Your answer should hold all lines of the entries that include the word "Total".

------ Working data

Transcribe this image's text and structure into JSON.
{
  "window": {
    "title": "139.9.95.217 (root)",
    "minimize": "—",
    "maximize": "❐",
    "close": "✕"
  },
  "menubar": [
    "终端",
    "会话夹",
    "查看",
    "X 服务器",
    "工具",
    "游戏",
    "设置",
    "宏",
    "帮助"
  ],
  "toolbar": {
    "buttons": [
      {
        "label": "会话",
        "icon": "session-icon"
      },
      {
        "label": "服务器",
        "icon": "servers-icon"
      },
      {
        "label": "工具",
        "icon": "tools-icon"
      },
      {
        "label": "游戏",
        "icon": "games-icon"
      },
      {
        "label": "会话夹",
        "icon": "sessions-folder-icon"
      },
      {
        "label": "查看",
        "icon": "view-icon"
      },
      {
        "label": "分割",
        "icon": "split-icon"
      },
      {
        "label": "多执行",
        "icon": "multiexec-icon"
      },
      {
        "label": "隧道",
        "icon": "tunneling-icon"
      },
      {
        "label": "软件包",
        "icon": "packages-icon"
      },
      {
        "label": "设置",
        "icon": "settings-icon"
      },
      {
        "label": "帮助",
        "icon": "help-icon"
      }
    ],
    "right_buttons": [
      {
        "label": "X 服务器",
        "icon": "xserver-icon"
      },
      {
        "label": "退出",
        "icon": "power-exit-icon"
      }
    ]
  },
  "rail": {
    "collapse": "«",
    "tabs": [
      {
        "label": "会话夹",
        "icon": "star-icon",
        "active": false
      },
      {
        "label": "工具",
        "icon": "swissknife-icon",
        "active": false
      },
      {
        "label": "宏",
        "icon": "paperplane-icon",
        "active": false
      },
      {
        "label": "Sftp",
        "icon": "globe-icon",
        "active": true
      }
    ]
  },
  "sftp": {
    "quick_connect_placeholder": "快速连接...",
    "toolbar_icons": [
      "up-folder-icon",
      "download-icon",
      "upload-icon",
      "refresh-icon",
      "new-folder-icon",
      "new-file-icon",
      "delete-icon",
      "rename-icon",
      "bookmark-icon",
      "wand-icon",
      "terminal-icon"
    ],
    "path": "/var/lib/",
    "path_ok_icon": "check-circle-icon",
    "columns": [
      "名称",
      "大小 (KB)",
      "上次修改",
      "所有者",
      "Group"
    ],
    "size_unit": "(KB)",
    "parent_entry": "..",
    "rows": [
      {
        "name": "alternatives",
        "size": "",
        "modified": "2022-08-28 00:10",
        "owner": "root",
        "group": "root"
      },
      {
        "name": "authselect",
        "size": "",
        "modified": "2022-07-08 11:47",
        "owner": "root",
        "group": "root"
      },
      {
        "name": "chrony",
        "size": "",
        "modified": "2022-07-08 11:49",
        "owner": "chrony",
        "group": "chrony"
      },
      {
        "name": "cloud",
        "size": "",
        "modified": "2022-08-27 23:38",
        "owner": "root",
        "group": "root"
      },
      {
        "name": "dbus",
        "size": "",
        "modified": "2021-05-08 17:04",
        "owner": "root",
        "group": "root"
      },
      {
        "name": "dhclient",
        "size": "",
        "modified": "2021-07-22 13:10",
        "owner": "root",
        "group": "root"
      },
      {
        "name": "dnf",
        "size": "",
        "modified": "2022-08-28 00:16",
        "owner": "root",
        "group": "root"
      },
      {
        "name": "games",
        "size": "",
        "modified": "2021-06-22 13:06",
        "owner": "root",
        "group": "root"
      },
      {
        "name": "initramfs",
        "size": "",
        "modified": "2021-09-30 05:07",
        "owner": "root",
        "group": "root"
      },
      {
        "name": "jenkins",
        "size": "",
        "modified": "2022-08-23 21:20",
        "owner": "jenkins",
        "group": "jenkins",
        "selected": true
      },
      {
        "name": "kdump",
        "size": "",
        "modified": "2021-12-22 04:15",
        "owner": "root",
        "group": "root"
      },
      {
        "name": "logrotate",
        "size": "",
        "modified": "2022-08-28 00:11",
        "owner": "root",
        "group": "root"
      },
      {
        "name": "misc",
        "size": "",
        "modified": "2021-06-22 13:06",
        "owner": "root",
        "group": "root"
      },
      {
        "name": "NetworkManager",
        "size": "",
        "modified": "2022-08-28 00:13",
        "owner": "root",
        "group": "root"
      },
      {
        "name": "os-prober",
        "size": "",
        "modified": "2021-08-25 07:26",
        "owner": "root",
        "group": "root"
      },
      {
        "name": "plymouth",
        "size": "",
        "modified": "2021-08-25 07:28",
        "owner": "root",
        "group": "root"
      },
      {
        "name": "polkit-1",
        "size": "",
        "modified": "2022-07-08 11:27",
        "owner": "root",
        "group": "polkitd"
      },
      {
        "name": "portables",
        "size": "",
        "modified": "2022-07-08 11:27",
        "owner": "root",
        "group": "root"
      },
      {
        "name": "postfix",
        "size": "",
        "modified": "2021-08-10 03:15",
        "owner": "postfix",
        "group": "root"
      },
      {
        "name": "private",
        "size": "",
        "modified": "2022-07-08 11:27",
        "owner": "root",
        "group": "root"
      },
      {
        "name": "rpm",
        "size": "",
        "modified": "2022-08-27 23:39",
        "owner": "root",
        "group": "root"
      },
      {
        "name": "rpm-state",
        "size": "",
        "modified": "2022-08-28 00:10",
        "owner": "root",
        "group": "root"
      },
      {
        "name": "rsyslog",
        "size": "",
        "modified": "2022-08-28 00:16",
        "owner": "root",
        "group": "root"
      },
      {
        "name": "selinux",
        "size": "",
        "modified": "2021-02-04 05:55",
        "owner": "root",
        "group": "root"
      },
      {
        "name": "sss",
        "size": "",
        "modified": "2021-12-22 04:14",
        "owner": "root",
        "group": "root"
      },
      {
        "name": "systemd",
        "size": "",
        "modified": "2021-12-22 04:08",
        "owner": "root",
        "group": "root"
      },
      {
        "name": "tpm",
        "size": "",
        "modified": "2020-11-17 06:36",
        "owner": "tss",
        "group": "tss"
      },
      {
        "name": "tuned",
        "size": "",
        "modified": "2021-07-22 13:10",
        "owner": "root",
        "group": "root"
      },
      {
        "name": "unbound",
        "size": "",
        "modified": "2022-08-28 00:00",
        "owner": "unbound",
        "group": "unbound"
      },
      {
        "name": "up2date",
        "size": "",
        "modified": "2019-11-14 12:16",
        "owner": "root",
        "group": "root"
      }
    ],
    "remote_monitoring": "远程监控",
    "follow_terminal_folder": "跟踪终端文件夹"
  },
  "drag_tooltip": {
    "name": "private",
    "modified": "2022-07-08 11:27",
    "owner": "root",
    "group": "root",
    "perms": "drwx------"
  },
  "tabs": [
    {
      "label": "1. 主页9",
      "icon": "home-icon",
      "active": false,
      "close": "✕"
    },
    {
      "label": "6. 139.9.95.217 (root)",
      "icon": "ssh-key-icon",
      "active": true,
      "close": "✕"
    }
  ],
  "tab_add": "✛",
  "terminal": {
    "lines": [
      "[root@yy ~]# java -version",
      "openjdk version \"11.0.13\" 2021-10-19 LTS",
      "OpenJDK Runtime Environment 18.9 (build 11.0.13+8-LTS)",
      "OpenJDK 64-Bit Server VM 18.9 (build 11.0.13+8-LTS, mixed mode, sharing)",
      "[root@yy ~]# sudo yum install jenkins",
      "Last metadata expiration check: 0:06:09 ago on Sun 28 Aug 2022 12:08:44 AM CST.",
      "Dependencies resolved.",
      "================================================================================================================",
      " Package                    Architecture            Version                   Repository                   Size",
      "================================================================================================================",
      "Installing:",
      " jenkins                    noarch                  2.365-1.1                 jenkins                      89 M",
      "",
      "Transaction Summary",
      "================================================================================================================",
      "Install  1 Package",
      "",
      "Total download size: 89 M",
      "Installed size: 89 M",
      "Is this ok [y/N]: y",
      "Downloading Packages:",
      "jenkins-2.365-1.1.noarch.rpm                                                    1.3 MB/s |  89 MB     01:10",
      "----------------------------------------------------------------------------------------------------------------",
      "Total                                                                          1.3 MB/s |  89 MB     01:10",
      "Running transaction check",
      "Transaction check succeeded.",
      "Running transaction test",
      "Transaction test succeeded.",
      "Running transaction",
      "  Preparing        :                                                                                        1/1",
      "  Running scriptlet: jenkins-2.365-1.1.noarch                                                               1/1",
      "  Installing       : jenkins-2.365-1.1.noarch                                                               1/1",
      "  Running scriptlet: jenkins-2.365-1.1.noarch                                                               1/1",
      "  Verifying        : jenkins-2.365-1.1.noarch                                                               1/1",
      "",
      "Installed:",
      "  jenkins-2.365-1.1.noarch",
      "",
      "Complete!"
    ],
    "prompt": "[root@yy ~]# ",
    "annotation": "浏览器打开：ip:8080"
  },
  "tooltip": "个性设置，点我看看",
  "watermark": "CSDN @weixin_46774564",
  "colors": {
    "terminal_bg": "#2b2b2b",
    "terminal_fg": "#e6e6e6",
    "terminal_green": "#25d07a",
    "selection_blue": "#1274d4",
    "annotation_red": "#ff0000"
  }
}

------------

> [Task answer]
      "Total download size: 89 M",
      "Total                                                                          1.3 MB/s |  89 MB     01:10",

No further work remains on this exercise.